*Exercise requirements*
The reply should repeat all of the data word for word, with no pictures.

*The input*
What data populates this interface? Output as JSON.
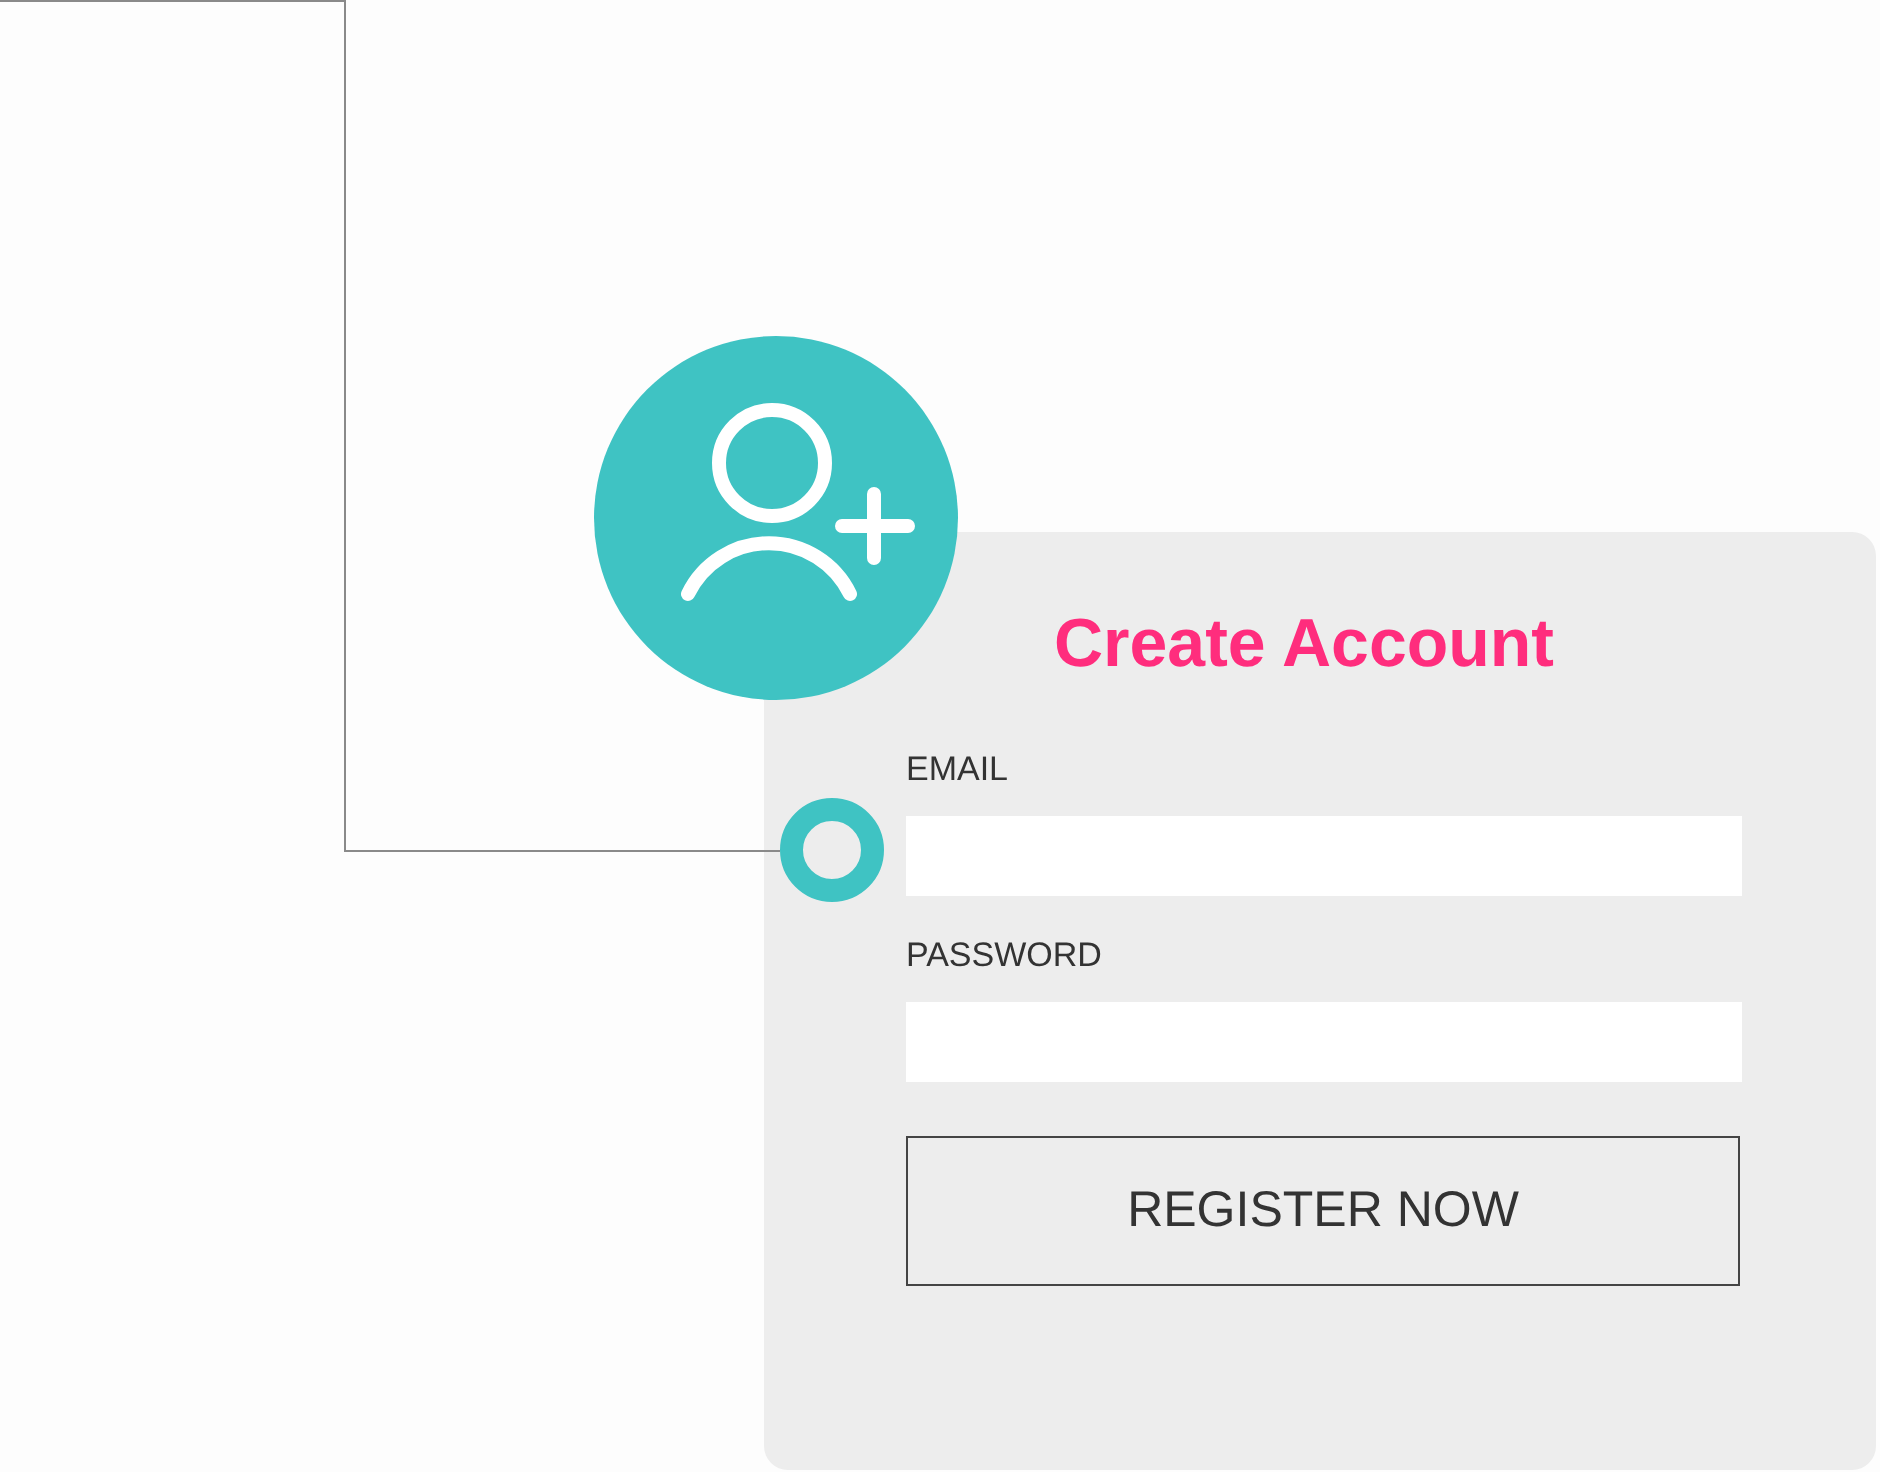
{
  "card": {
    "title": "Create Account",
    "fields": [
      {
        "label": "EMAIL"
      },
      {
        "label": "PASSWORD"
      }
    ],
    "button": "REGISTER NOW"
  }
}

*Expected output*
What data populates this interface? Output as JSON.
{
  "card": {
    "title": "Create Account",
    "fields": [
      {
        "label": "EMAIL"
      },
      {
        "label": "PASSWORD"
      }
    ],
    "button": "REGISTER NOW"
  }
}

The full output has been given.